As soon as the baby Ramakrishna was born, Dhani, the midwife, placed him on the floor to attend to the mother. On turning her attention to the child, she was surprised to find that he had somehow rolled into the fireplace, and was lying there all covered with ashes – like Lord Shiva! If our goal is God, the ashes symbolise the turning away from (or burning of) the sensual, a renunciation of the worldly to attain the spiritual. One Puranic story tells how Lord Shiva burnt to ashes the god of love (that is, sensual delights). Describing Sri Ramakrishna, Holy Mother said that renunciation was the jewel of Sri Ramakrishna.

Kshudiram, the father of Sri Ramakrishna, named the child ‘Shambhuchandra’, one of the names of Lord Shiva.

Sri Ramakrishna performed various sadhanas and re-affirmed the validity of each. But he realised Lord Shiva without any effort. When he was nine, Sri Ramakrishna was asked to play the role of Lord Shiva in a dramatic performance on the night of Shivaratri. As he was adorned as Lord Shiva, he soared into a divine consciousness. And the devotees themselves were transported, as it were, to the very abode of Lord Shiva. Sri Ramakrishna remained in that ecstatic state for three days!

In the samudra-manthana episode, Lord Shiva took in the poison that emanated from the churning of the ocean by the gods and demons to obtain the nectar of immortality. At the end of his earthly life, Sri Ramakrishna had throat cancer. One viewpoint is that it was the result of Sri Ramakrishna’s swallowing the poison of the karmas of the millions of struggling souls who were seeking his shelter. Both drank the poison and kept it in the throat for the welfare of the world.

Sri Ramakrishna used to say: Jiva is Shiva, and Shiva is jiva. In other words, we ordinary beings are really Shiva but ignorant and bound. Our goal in life should be to reclaim our Shivahood.”


Divine weddings

Aum namash shivaaya

In our Phoenix sub-centre, the gathering of senior citizens on every Tuesday is a big event. More than 500 people assemble – most start trickling into the campus as early as six in the morning. It is a joyful feeling to see them mingling in the crowd and talking to each other  thus creating a fine divine bond of relationship in the name of our Master.

Many a time I do visit to address them for half an hour. It has benefitted me in a variety of ways: to look upon them as varied manifestation of Master and Mother; to enjoy the wonderful smiles on each of them; to engage them in some sort of philosophical thinking; to make them feel free and laugh so as to keep the negative, worrying thoughts at bay.

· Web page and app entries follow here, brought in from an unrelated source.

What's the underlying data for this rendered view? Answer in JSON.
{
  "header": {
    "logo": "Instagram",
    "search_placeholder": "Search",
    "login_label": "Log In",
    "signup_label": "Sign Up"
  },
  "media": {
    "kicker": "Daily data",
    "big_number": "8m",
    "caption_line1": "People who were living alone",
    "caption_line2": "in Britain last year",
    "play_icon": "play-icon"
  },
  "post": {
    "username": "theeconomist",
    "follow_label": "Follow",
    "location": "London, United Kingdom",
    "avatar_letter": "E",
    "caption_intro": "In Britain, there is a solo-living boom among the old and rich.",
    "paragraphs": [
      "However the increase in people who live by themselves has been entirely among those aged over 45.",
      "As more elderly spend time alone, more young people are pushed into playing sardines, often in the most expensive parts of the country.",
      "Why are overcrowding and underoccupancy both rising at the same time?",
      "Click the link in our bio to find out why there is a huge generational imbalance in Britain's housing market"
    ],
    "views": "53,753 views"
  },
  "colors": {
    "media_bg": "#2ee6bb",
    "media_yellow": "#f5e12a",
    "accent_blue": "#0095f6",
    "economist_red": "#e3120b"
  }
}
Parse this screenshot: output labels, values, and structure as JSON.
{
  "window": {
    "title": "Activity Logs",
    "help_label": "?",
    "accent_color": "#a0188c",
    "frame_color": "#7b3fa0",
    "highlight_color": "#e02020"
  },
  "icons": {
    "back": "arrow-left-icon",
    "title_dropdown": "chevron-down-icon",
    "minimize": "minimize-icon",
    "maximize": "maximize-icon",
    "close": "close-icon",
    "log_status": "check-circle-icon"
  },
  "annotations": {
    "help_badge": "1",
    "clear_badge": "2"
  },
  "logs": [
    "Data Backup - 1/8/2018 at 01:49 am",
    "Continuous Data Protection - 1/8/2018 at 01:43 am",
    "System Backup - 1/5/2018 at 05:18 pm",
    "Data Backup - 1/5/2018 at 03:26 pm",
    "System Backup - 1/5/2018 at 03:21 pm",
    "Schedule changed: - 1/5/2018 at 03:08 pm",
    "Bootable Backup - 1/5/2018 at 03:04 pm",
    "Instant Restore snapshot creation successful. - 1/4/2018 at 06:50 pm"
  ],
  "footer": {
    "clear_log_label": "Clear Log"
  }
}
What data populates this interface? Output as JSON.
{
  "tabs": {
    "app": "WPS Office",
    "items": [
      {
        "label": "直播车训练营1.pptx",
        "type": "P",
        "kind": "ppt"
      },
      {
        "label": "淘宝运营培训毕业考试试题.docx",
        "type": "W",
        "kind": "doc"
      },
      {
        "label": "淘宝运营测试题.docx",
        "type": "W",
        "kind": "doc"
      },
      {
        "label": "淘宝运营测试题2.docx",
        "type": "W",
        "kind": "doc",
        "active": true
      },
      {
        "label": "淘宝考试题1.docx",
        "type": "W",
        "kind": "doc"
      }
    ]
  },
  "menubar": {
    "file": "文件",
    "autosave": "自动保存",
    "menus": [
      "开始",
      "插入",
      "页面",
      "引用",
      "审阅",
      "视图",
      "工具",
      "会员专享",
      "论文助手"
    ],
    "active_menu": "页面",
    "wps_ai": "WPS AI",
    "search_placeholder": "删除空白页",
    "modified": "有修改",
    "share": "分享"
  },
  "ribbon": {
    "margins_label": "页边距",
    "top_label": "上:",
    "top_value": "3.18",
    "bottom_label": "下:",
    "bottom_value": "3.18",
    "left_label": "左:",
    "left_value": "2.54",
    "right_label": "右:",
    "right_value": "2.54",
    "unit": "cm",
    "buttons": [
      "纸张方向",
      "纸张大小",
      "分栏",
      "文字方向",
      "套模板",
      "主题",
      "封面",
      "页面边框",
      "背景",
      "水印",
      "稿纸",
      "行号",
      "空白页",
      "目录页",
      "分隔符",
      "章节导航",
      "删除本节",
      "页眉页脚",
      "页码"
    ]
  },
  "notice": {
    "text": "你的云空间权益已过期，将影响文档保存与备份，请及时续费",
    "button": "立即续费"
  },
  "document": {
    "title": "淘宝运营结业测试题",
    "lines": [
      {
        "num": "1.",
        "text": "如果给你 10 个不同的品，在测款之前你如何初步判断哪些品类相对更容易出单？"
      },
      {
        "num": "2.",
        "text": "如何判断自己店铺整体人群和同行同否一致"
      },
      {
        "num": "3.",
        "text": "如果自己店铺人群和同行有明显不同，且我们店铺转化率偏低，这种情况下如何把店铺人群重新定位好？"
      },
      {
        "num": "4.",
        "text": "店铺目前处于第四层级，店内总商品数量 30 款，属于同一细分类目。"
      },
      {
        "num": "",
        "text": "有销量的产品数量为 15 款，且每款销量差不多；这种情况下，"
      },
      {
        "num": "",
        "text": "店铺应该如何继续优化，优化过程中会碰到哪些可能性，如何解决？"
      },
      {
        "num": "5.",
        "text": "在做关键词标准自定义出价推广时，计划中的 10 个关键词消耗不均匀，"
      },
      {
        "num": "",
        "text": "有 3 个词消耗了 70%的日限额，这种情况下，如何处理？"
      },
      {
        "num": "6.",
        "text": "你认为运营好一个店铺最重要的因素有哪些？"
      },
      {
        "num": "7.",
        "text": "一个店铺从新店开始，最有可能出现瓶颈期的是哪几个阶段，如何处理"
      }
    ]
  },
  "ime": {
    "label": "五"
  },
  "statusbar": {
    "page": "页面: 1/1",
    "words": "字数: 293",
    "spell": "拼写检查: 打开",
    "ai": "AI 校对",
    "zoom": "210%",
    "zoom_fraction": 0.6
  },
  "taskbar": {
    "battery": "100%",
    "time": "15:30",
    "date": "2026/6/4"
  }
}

Today when I stood before them and began my speech, I didn’t know what subject I should talk about. Mahashivaratri is on next Monday night. Why not I speak on Lord Shiva and Mother Parvati, I thought. I started thus: ” I just wonder whether I should greet you all a very happy Valentine’s Day?” That question brought loud laughter amongst the assembled senior citizens.

jagatah pitarau vande paarvati parameshwarau - I bow down to Paarvati and Parameshwar the parents of the Universe

The eternal love between the Divinities has had captured the imagination of very many poets. Puranas excel in retelling the story of wedding of Shiva and Shakti in most enjoyable form of narratives. So I went on to say about Shiva’s wedding with Parvati – one when She was born as a daughter of Daksha and another when she was born to Himavan.

Both the wedding stories are fascinating. I adapted the former story  from Sri Ramacharitamanas of Saint Tulsidas and the latter heard from a katha-kalakshepam done by Kripananda Variyar many, many years back. Both kept the audience on tenterhooks.